Confederate general Henry Heth earned the title of “goat” during his years at West Point as he graduated at the very bottom of his 1847 class. Such ignominy relegated him to 14 years of frontier duty before he resigned his commission on April 25, 1861, to serve his native Virginia.
He became colonel of the 45th Virginia in 1861, was promoted to brigadier general in January 1862, which then led to various district and department commands. By the time of Gettysburg, Heth was a major general in the Army of Northern Virginia and in command of a 3rd corps division, a rank he held until the war’s waning months. In February 1865, Heth was appointed to command of that corps, ultimately surrendering with his men at Appomattox.
Heth was one of the most liked men in all of the army and it is written that Lee referred to Heth by his first name, allegedly the only case of Lee doing this with his generals. Following the war, Heth was involved in the insurance business.
The general’s memoirs remained unpublished for the better part of a century until rescued by editor James Morrison. Greenwood Press, best known as a publisher of scholarly reference books, released the memoirs in 1974 in a very small print run that included a solid introduction by Morrison of Heth’s life. According to Eicher’s The Civil War in Books (#235), “the narrative focuses on Heth’s more successful actions while dismissing others with little comment.” For instance, Heth remarks on his actions that about the start of Gettysburg with no more than a single paragraph. Nevertheless, in its commentary of Heth’s memoirs, Military Review noted that “Of particular interest to students of history are Heth's accounts of life in the Army and the United States before and after the Civil War.... Morrison's introductory essay on Heth the man, Indian fighter, Confederate general and loyal Virginian, is a masterpiece of scholarship, subtle wit and graceful writing.” I also especially liked veteran Civil War bookseller Dave Zullo's remarks on this book: "Henry Heth was an interesting character but the stories he tells of the antics of him and his best friend, Winfield Scott Hancock, during their West Point years and thereafter, are priceless. This is a book that would make any Hancock or Heth fan laugh until their sides hurt. But he also discusses the reality of war. This has a sadness to it that will make you want to cry. Of the many, many biographies and memoirs that I have read, this is one of my favorites...."
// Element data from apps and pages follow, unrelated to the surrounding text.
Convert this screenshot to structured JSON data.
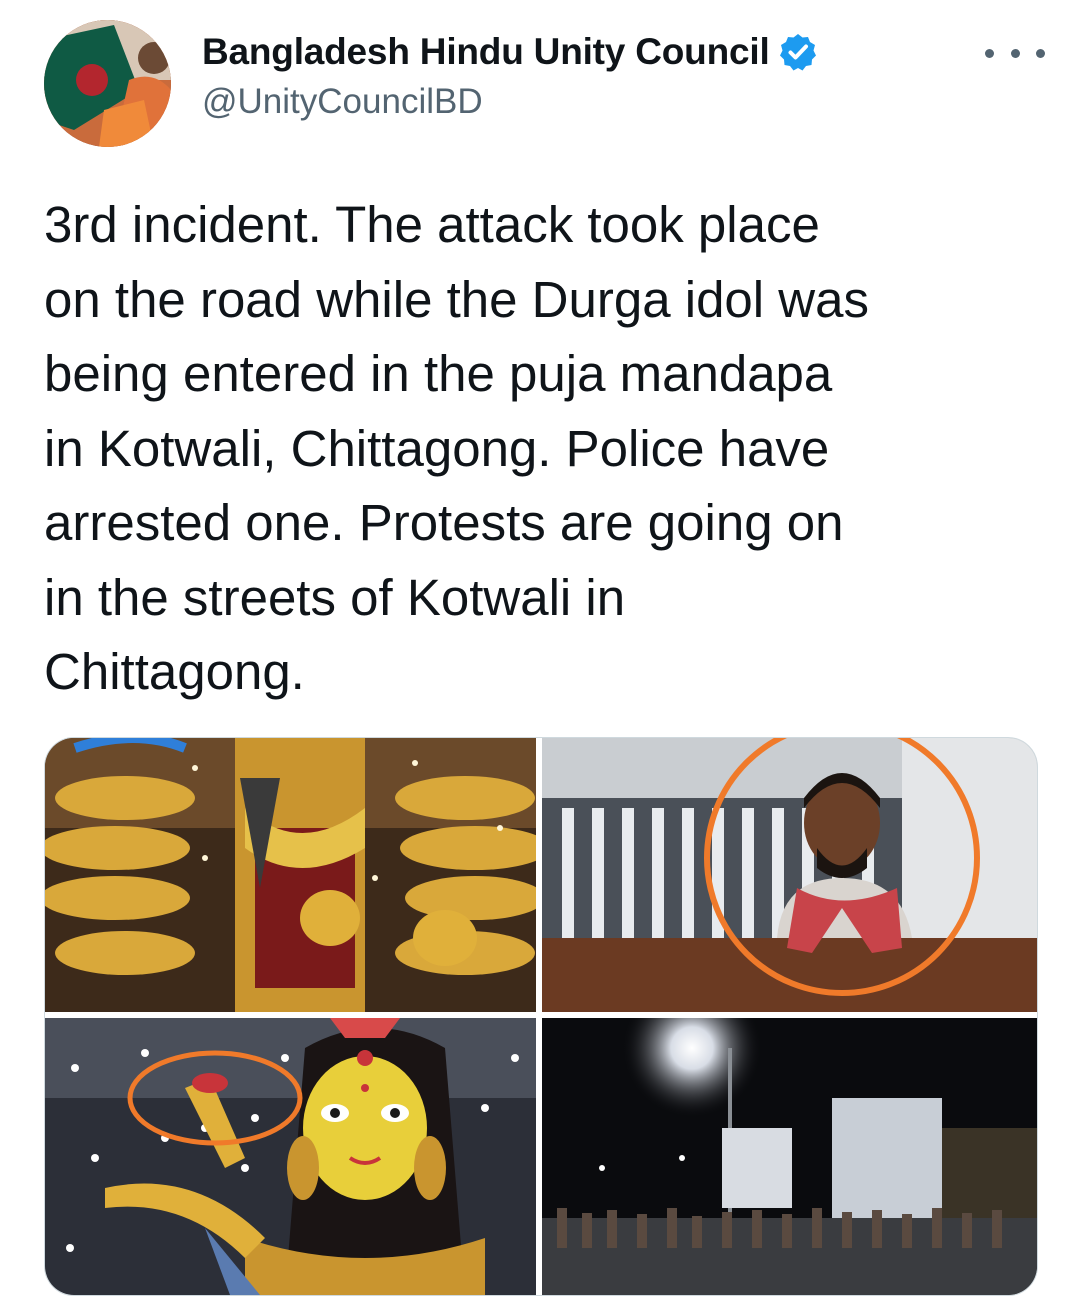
{
  "author": {
    "display_name": "Bangladesh Hindu Unity Council",
    "handle": "@UnityCouncilBD",
    "verified": true,
    "avatar_icon": "profile-photo"
  },
  "more_icon": "more-options-icon",
  "tweet": {
    "text_lines": [
      "3rd incident. The attack took place",
      "on the road while the Durga idol was",
      "being entered in the puja mandapa",
      "in Kotwali, Chittagong. Police have",
      "arrested one. Protests are going on",
      "in the streets of Kotwali in",
      "Chittagong."
    ]
  },
  "colors": {
    "text": "#0f1419",
    "secondary": "#536471",
    "verified_blue": "#1d9bf0",
    "highlight_circle": "#f07a2a",
    "border": "#cfd9de"
  },
  "media": [
    {
      "kind": "photo",
      "subject": "durga-idol-arms"
    },
    {
      "kind": "photo",
      "subject": "arrested-man"
    },
    {
      "kind": "photo",
      "subject": "durga-idol-face"
    },
    {
      "kind": "photo",
      "subject": "street-protest-night"
    }
  ]
}
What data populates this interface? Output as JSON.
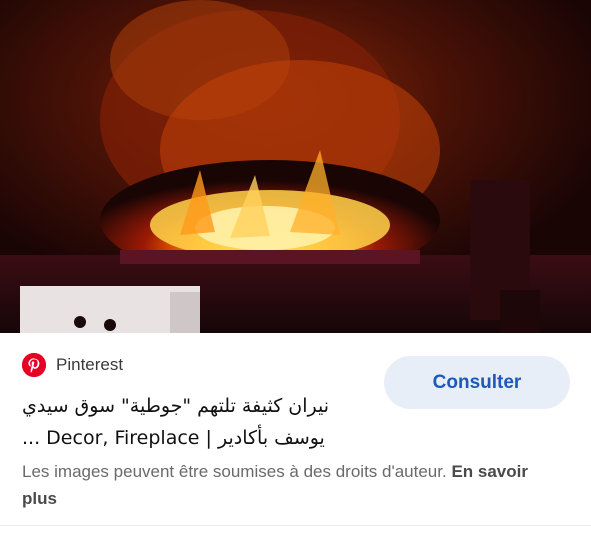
{
  "image": {
    "description_icon": "photo",
    "colors": {
      "sky": "#1a0606",
      "fire": "#ffb300",
      "flame": "#ff6a00",
      "glow": "#fff3a0"
    }
  },
  "source": {
    "icon": "pinterest-logo-icon",
    "name": "Pinterest",
    "brand_color": "#e60023"
  },
  "action": {
    "label": "Consulter",
    "bg_color": "#e8eef8",
    "text_color": "#1d59b8"
  },
  "title": {
    "line1": "نيران كثيفة تلتهم \"جوطية\" سوق سيدي",
    "line2": "يوسف بأكادير | Decor, Fireplace ..."
  },
  "notice": {
    "text": "Les images peuvent être soumises à des droits d'auteur.",
    "link": "En savoir plus"
  }
}
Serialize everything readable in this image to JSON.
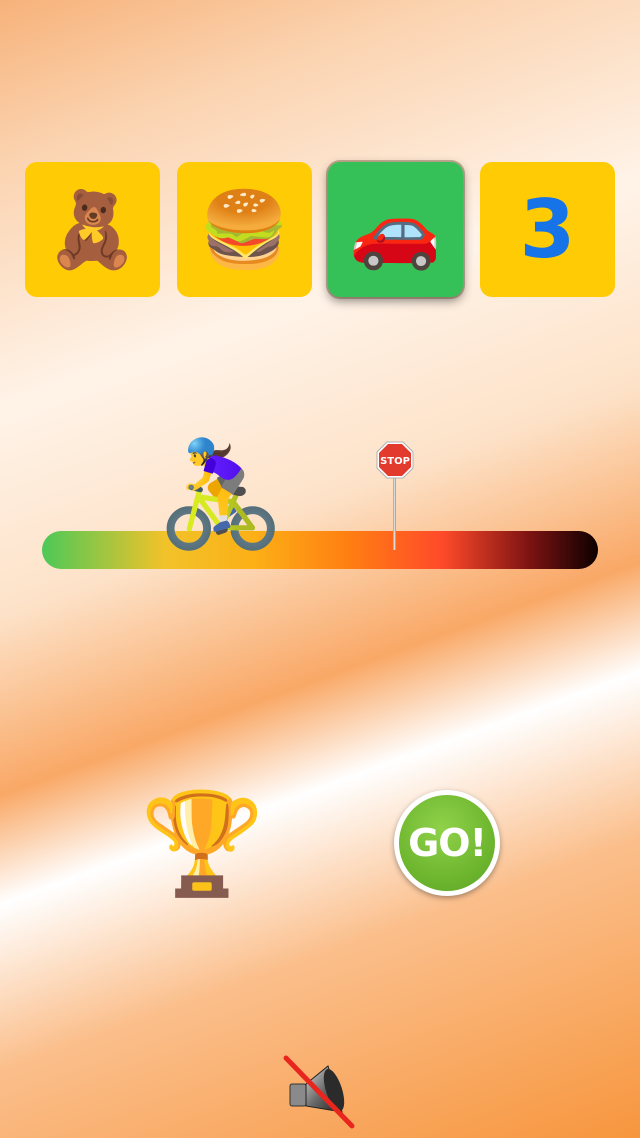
{
  "tiles": [
    {
      "icon": "teddy-bear-icon",
      "glyph": "🧸",
      "selected": false
    },
    {
      "icon": "hamburger-icon",
      "glyph": "🍔",
      "selected": false
    },
    {
      "icon": "car-icon",
      "glyph": "🚗",
      "selected": true
    },
    {
      "number": "3",
      "selected": false
    }
  ],
  "track": {
    "rider_icon": "woman-cyclist-icon",
    "rider_glyph": "🚴‍♀️",
    "stop_sign_label": "STOP"
  },
  "trophy": {
    "icon": "trophy-icon",
    "glyph": "🏆"
  },
  "go_button": {
    "label": "GO!"
  },
  "sound": {
    "icon": "muted-speaker-icon",
    "muted": true
  },
  "colors": {
    "tile": "#ffcb05",
    "tile_selected": "#36c158",
    "number": "#1673e8",
    "go_button": "#6fb72f"
  }
}
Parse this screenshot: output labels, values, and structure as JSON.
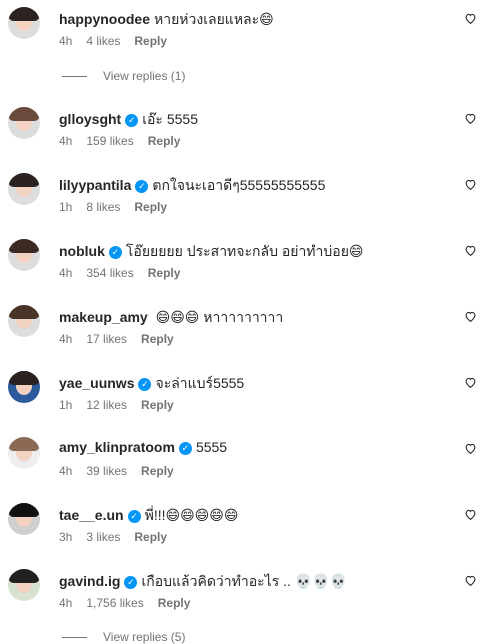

Though initially published in 1974, it appears that Greenwood still has the book in print at $57.95. For a title that is relatively recent, first editions are quite uncommon (therefore pricey) and even scarcer in premium condition with dust jacket. As you can see here, there are only a handful of copies currently offered for sale.